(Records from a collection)
******

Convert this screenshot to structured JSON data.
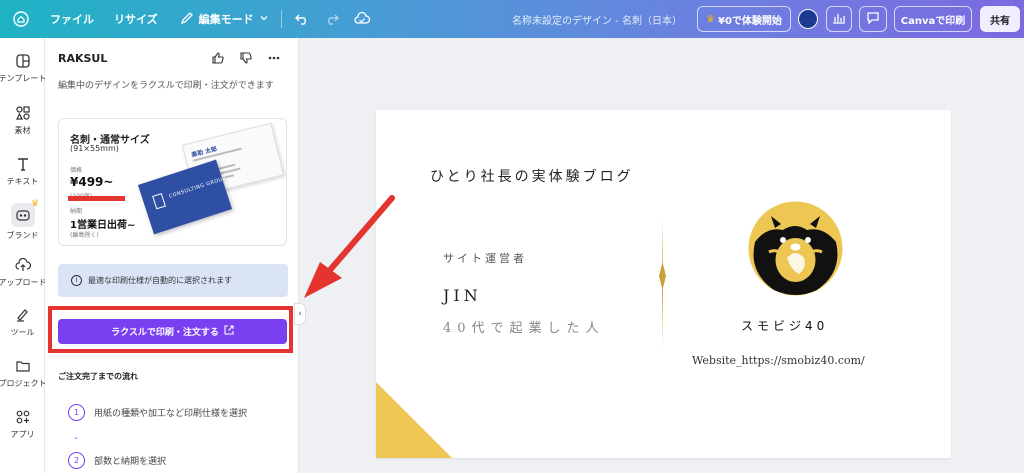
{
  "topbar": {
    "file": "ファイル",
    "resize": "リサイズ",
    "edit_mode": "編集モード",
    "doc_title": "名称未設定のデザイン - 名刺（日本）",
    "trial": "¥0で体験開始",
    "print": "Canvaで印刷",
    "share": "共有",
    "gradient_colors": [
      "#1fb3c4",
      "#6d7fe0",
      "#7b6ae0"
    ]
  },
  "rail": {
    "items": [
      {
        "label": "テンプレート",
        "icon": "template-icon"
      },
      {
        "label": "素材",
        "icon": "elements-icon"
      },
      {
        "label": "テキスト",
        "icon": "text-icon"
      },
      {
        "label": "ブランド",
        "icon": "brand-icon"
      },
      {
        "label": "アップロード",
        "icon": "upload-icon"
      },
      {
        "label": "ツール",
        "icon": "draw-icon"
      },
      {
        "label": "プロジェクト",
        "icon": "folder-icon"
      },
      {
        "label": "アプリ",
        "icon": "apps-icon"
      }
    ]
  },
  "panel": {
    "app_name": "RAKSUL",
    "description": "編集中のデザインをラクスルで印刷・注文ができます",
    "card": {
      "title": "名刺・通常サイズ",
      "size": "(91×55mm)",
      "price_label": "価格",
      "price": "¥499~",
      "qty": "(100部)",
      "delivery_label": "納期",
      "delivery": "1営業日出荷~",
      "delivery_note": "(離島除く)",
      "sample_name": "楽助 太郎",
      "sample_back": "CONSULTING GROUP"
    },
    "info": "最適な印刷仕様が自動的に選択されます",
    "order_button": "ラクスルで印刷・注文する",
    "flow_heading": "ご注文完了までの流れ",
    "steps": [
      {
        "num": "1",
        "text": "用紙の種類や加工など印刷仕様を選択"
      },
      {
        "num": "2",
        "text": "部数と納期を選択"
      }
    ],
    "accent": "#7b3ff2",
    "highlight": "#e3342f"
  },
  "design": {
    "blog": "ひとり社長の実体験ブログ",
    "owner_label": "サイト運営者",
    "name": "JIN",
    "tagline": "40代で起業した人",
    "site_name": "スモビジ40",
    "url": "Website_https://smobiz40.com/",
    "gold": "#c9a23a",
    "yellow": "#edc654"
  }
}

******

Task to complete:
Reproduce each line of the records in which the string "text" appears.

Response to this exercise:
        "icon": "text-icon"
        "text": "用紙の種類や加工など印刷仕様を選択"
        "text": "部数と納期を選択"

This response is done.